Sage-grouse National Planning Strategy
The federal Bureau of Land Management (BLM) and the U.S. Forest Service initiated a National Greater Sage-Grouse Planning Strategy to update nearly 100 resource management plans and forest plans covering 67 million acres public lands with new conservation measures to protect and restore sage-grouse habitat. The agencies hope to demonstrate that these new measures are sufficient to preclude the need to list sage-grouse under the Endangered Species Act.
Defenders of Wildlife has reviewed and commented on all 15 separate environmental impact statements (EISs) the agencies are developing to revise and amend their land use plans in sage-grouse range.
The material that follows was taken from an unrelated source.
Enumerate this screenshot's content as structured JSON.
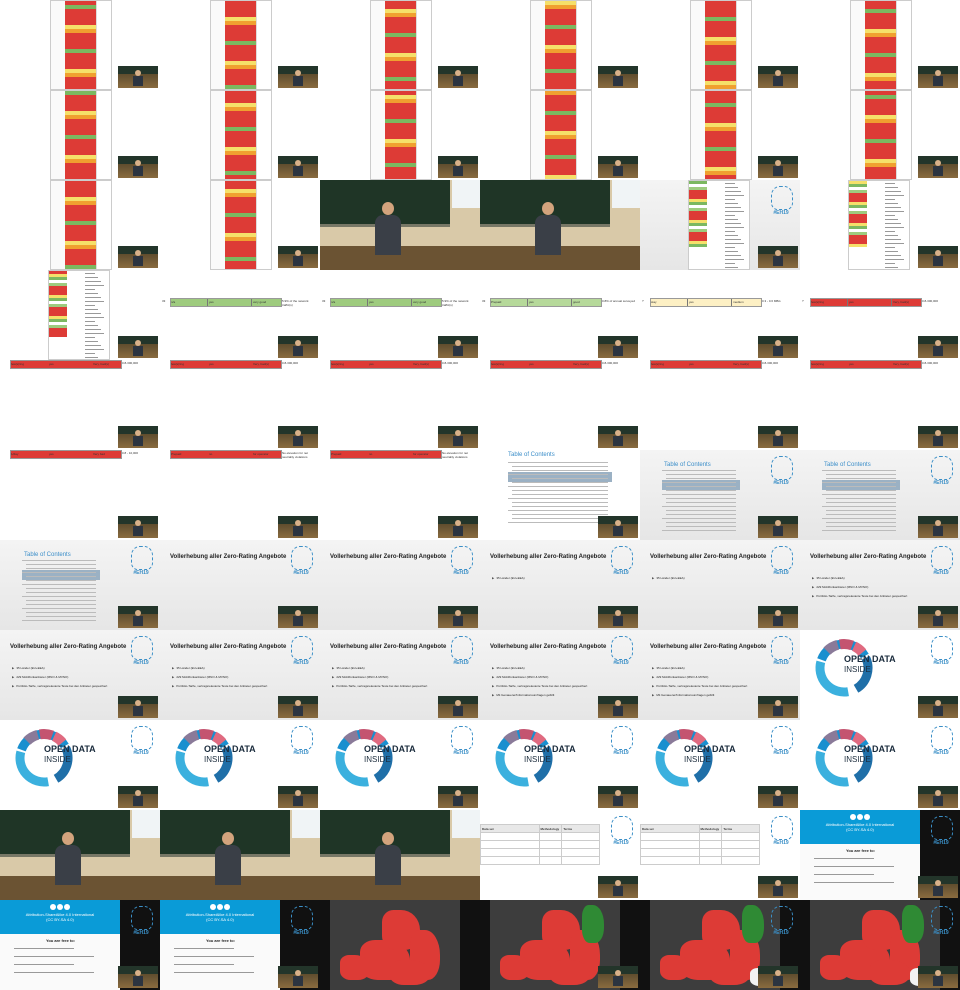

Defenders of Wildlife evaluated each of the 15 draft EISs released under the National Greater Sage-Grouse Planning Strategy. We specifically analyzed whether or not the plans adopted key, science-based, enforceable conservation measures vital to sage-grouse conservation and recovery, and found that many of the conservation measures they propose are scientifically or legally inadequate to conserve and restore sage-grouse. Read our findings in the new report:
In the Red: How Proposed Conservation Plans Fail to Protect Greater Sage-Grouse
Appendix A (Coming Soon)
Individual Sage-grouse Plan Matrices:
- Bighorn Basin >
- Billings/Pompey's Pillar >
- Buffalo >
- HiLine >
- Idaho/SW Montana >
- Lewistown >
- Miles City >
- Nevada/NE California >
- North Dakota >
- NW Colorado >
- Oregon >
- South Dakota >
- Utah >
- Wyoming >
Height/Length: Adult males are 26-30 inches in length and may be as much as two feet tall. Adult females range from 19-23 inches. Sage-grouse are larger than domestic chickens, to which they are often compared in the news media.
Weight: Males average 6 lbs; females half as much.
Lifespan: The average lifespan is 1-3 years, although sage-grouse have been known to live up to 10 years.